Majority of the time, I find myself in agreement with others that coding is pretty much over our heads. Personally, I have had little experience in how programming and coding works, and therefore I have found it difficult to include it in my teaching. However, during internship, I introduced my grade 6 and 7 students to Scratch, a website designed to allow “young people learn to think creatively, reason systematically, and work collaboratively.” Students can create their own games, animations, stories, and/or explore creations made by others. I had previously explored Scratch and had attempted to code my own animation as part of ECMP 355, but I still felt pretty anxious regarding how to bring it into the classroom. I approached a group of students that I felt would be interested and engaged in exploring what Scratch has to offer, and I am glad I did. Until the end of my internship, they continuously wanted to be working on their coding creations during any spare minute they had. I loved seeing the genuine enjoyment and love for the experience when they were coding. I eventually decided to introduce the website to the whole class and was surprised to see that majority of the students were excited about it.
— Marissa Livingstone (@ED_MissL) October 28, 2015
But still, why does the idea of teaching coding bring up such anxiety and/or lack of comfortability?
- Lydia found Hour of Code to be a great tool for learning the process of coding, but is still unsure of the benefit of bringing it into classrooms at the secondary level
- Matthew states he was anxious just thinking about exploring the process on his own
- Rheanne has a great post on the potential for integrating coding into teaching and recommended a great tool called Sphero, but she also states that she initially had little desire to learn about coding.
- Brea offers some great points regarding the potential mistakes teachers can make – don’t just teach code for the sake of teaching code, there needs to be some focus on how it can benefit student learning and experience. Although I agree with this, I think this perspective could make teachers avoid it completely due to a lack of knowledge and/or experience.
One option of helping to alleviate stress and anxiety related to understanding the basics of coding is to participate in the Hour of Code.
Hour of Code simplifies basic coding practices and anyone would be able to participate in the experience. I found it beneficial in furthering my understanding of basic coding principles, and although I found that many times I actually coded more lines than were needed (i.e. 11/9 lines of code), I still completed each step. Take a look at my screencast showing the final step of the hour.
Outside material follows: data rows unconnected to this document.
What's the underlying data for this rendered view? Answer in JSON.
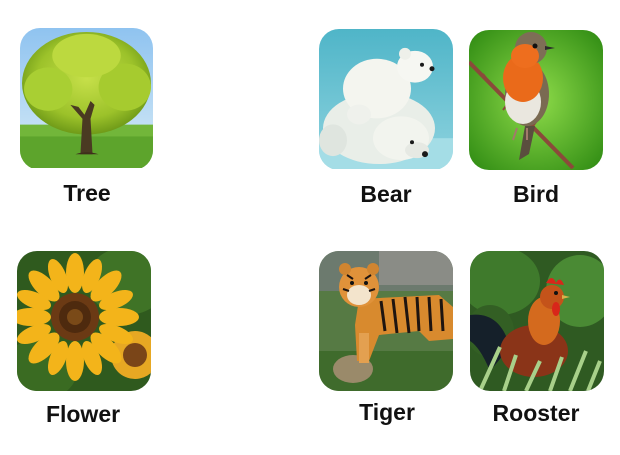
{
  "cards": [
    {
      "label": "Tree",
      "image": "tree-photo"
    },
    {
      "label": "Bear",
      "image": "polar-bear-photo"
    },
    {
      "label": "Bird",
      "image": "robin-photo"
    },
    {
      "label": "Flower",
      "image": "sunflower-photo"
    },
    {
      "label": "Tiger",
      "image": "tiger-photo"
    },
    {
      "label": "Rooster",
      "image": "rooster-photo"
    }
  ]
}
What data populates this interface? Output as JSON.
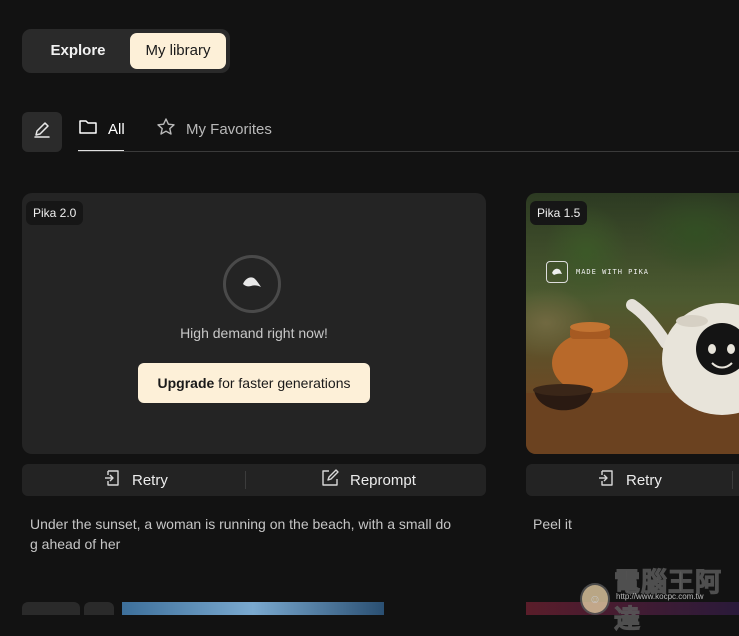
{
  "view_toggle": {
    "explore": "Explore",
    "library": "My library"
  },
  "tabs": {
    "all": "All",
    "favorites": "My Favorites"
  },
  "cards": [
    {
      "model": "Pika 2.0",
      "status": "High demand right now!",
      "upgrade_bold": "Upgrade",
      "upgrade_rest": " for faster generations",
      "retry": "Retry",
      "reprompt": "Reprompt",
      "prompt": "Under the sunset, a woman is running on the beach, with a small dog ahead of her"
    },
    {
      "model": "Pika 1.5",
      "watermark": "MADE WITH PIKA",
      "retry": "Retry",
      "prompt": "Peel it"
    }
  ],
  "site_watermark": {
    "text": "電腦王阿達",
    "url": "http://www.kocpc.com.tw"
  },
  "colors": {
    "background": "#121212",
    "accent": "#fdf0d8",
    "card": "#242424"
  }
}
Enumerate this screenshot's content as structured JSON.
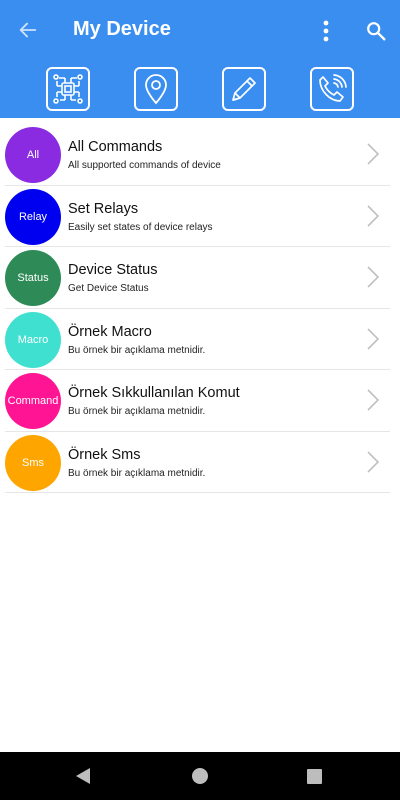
{
  "header": {
    "title": "My Device",
    "back_icon": "arrow-back-icon",
    "more_icon": "more-vert-icon",
    "search_icon": "search-icon",
    "color": "#3a8ef0"
  },
  "toolbar": {
    "buttons": [
      {
        "icon": "circuit-chip-icon"
      },
      {
        "icon": "location-pin-icon"
      },
      {
        "icon": "pencil-icon"
      },
      {
        "icon": "phone-call-icon"
      }
    ]
  },
  "commands": [
    {
      "badge": "All",
      "name": "All Commands",
      "description": "All supported commands of device",
      "color": "#8a2be2"
    },
    {
      "badge": "Relay",
      "name": "Set Relays",
      "description": "Easily set states of device relays",
      "color": "#0000f0"
    },
    {
      "badge": "Status",
      "name": "Device Status",
      "description": "Get Device Status",
      "color": "#2e8b57"
    },
    {
      "badge": "Macro",
      "name": "Örnek Macro",
      "description": "Bu örnek bir açıklama metnidir.",
      "color": "#40e0d0"
    },
    {
      "badge": "Command",
      "name": "Örnek Sıkkullanılan Komut",
      "description": "Bu örnek bir açıklama metnidir.",
      "color": "#ff1493"
    },
    {
      "badge": "Sms",
      "name": "Örnek Sms",
      "description": "Bu örnek bir açıklama metnidir.",
      "color": "#ffa500"
    }
  ],
  "system_nav": {
    "back_icon": "nav-back-icon",
    "home_icon": "nav-home-icon",
    "recents_icon": "nav-recents-icon"
  }
}
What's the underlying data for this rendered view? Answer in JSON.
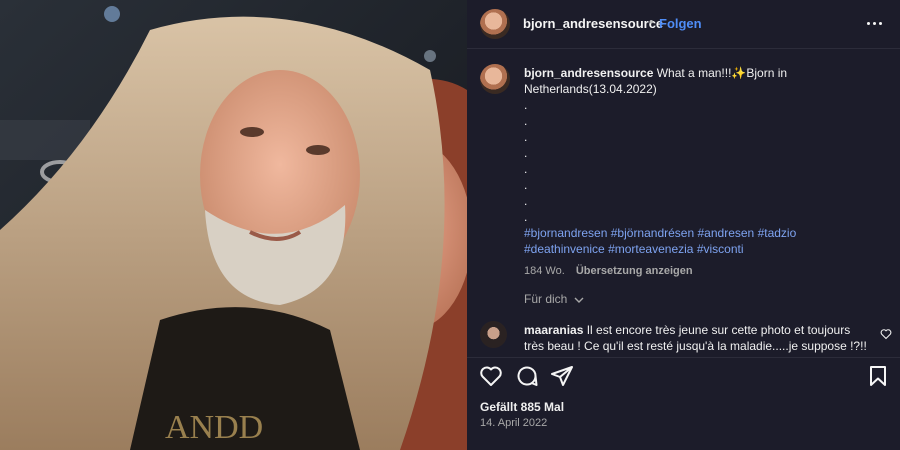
{
  "post": {
    "username": "bjorn_andresensource",
    "separator": "•",
    "follow_label": "Folgen",
    "more_icon": "more-horizontal-icon"
  },
  "caption": {
    "username": "bjorn_andresensource",
    "text": "What a man!!!✨Bjorn in Netherlands(13.04.2022)",
    "dots": [
      ".",
      ".",
      ".",
      ".",
      ".",
      ".",
      ".",
      "."
    ],
    "hashtags": [
      "#bjornandresen",
      "#björnandrésen",
      "#andresen",
      "#tadzio",
      "#deathinvenice",
      "#morteavenezia",
      "#visconti"
    ],
    "age": "184 Wo.",
    "translate_label": "Übersetzung anzeigen"
  },
  "showfor_label": "Für dich",
  "comment": {
    "username": "maaranias",
    "text": "Il est encore très jeune sur cette photo et toujours très beau ! Ce qu'il est resté jusqu'à la maladie.....je suppose !?!!"
  },
  "actions": {
    "like_icon": "heart-icon",
    "comment_icon": "comment-icon",
    "share_icon": "share-icon",
    "save_icon": "bookmark-icon"
  },
  "likes_text": "Gefällt 885 Mal",
  "date_text": "14. April 2022",
  "colors": {
    "background": "#1c1c2a",
    "accent": "#4f8df7",
    "hashtag": "#7ea3f0",
    "muted": "#a8a8a8"
  }
}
Do you think Hour of Code has made you feel more comfortable with teaching coding? Are you still unsure of the benefits? Tell me what you think.